Isaiah is the prophet who appears most frequently in the Advent and Christmas liturgies. The book of Isaiah in the old testament spans a considerable length of time. In its later chapters it is particularly insistent on looking to the future. It is dealing with that hard time in the history of Israel during which they were taken into captivity in Babylon. The prophet urges them to look to the future and to have trust in the constant fidelity of God. He reminds them that he is still the God who liberated them from Egypt and so they needed to be alert for his new liberating activity. This looking to the future lays down a principle which is true for the People of God of the new testament as well as the People of Israel. Whatever our circumstances we should look to the future and have trust in the fidelity of God whose ways are different to ours. And to be ready for them we have to be on the alert. This is quite important for us today.
John the Baptist appears so frequently in the Advent and Christmas liturgy that there is a danger that we could tire of him! John is the last of the prophets. He is drawing to a conclusion all the activity of the prophets whose purpose was to arouse people’s attention to the ways of God. John does this very concretely by pointing specifically to Jesus. And even though he does this, he, along with the people of his time and all of us, has to discover who Jesus is and what he is like. While he is in prison, John sends his followers to Jesus to ask him if he is indeed the one who is to come or should they look for someone else.
Then there is Joseph of Nazareth about whom we know so little. If we look at the account of Jesus’ birth in the Gospel of St Matthew (chapters 1 and 2), we will find that Joseph is the central character rather than Mary. It is Joseph ‘s genealogy which is given and Mary is just described as his wife; it is Joseph who receives dreams from God about what he is to do; it is Joseph who leads the flight into Egypt and who brings Mary and Jesus back to their land and settles them in Nazareth. Matthew’s whole story centres on Joseph. This fits in with the culture of the time which was of course quite patriarchal. It is interesting to read Matthew’s account if for no other reason because Luke’s account is the one that stays in our minds and which we – more or less – portray in our cribs.
Then we have Mary the mother of Jesus. In Luke’s Gospel, Mary is very much the centre of attention: we have the scene of the Annunciation, the Visitation, the Birth of Jesus, the Presentation in the Temple and the Finding of Jesus among the teachers in the Temple. Mary takes the lead in all these instances. Joseph is there but is quite secondary to Mary.
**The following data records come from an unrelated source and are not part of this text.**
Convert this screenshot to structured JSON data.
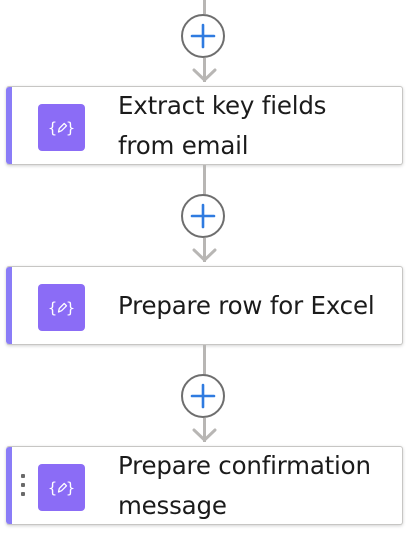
{
  "flow": {
    "accent_color": "#8a7cf7",
    "tile_color": "#8b6cf6",
    "add_color": "#2f7be0",
    "connector_color": "#b8b6b4",
    "add_button_icon": "plus-icon",
    "action_icon": "compose-braces-pencil-icon",
    "steps": [
      {
        "title": "Extract key fields from email"
      },
      {
        "title": "Prepare row for Excel"
      },
      {
        "title": "Prepare confirmation message"
      }
    ]
  }
}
Luke’s account is very beautiful and theologically very significant; these scenes have been a source of inspiration for artists throughout the centuries. Mary is presented to us as the mother of Jesus of course but also as the first great believer. As St Augustine said, she conceived Jesus in her heart before she conceived him in her womb. If one reads the account of the Annunciation, we can get a glimpse of Mary’s journey of faith: she does not just say let it be done unto me according to your word, but she has her questions and her wonderings about how what is being told to her could possibly come about. Mary is our sister in faith before she is our mother.
By Fr Frank O’Loughlin
Image: Duccio, The Nativity with the Prophets Isaiah and Ezekiel 1308-1311 Tempera on panel. National Gallery of Art, Washington, D.C.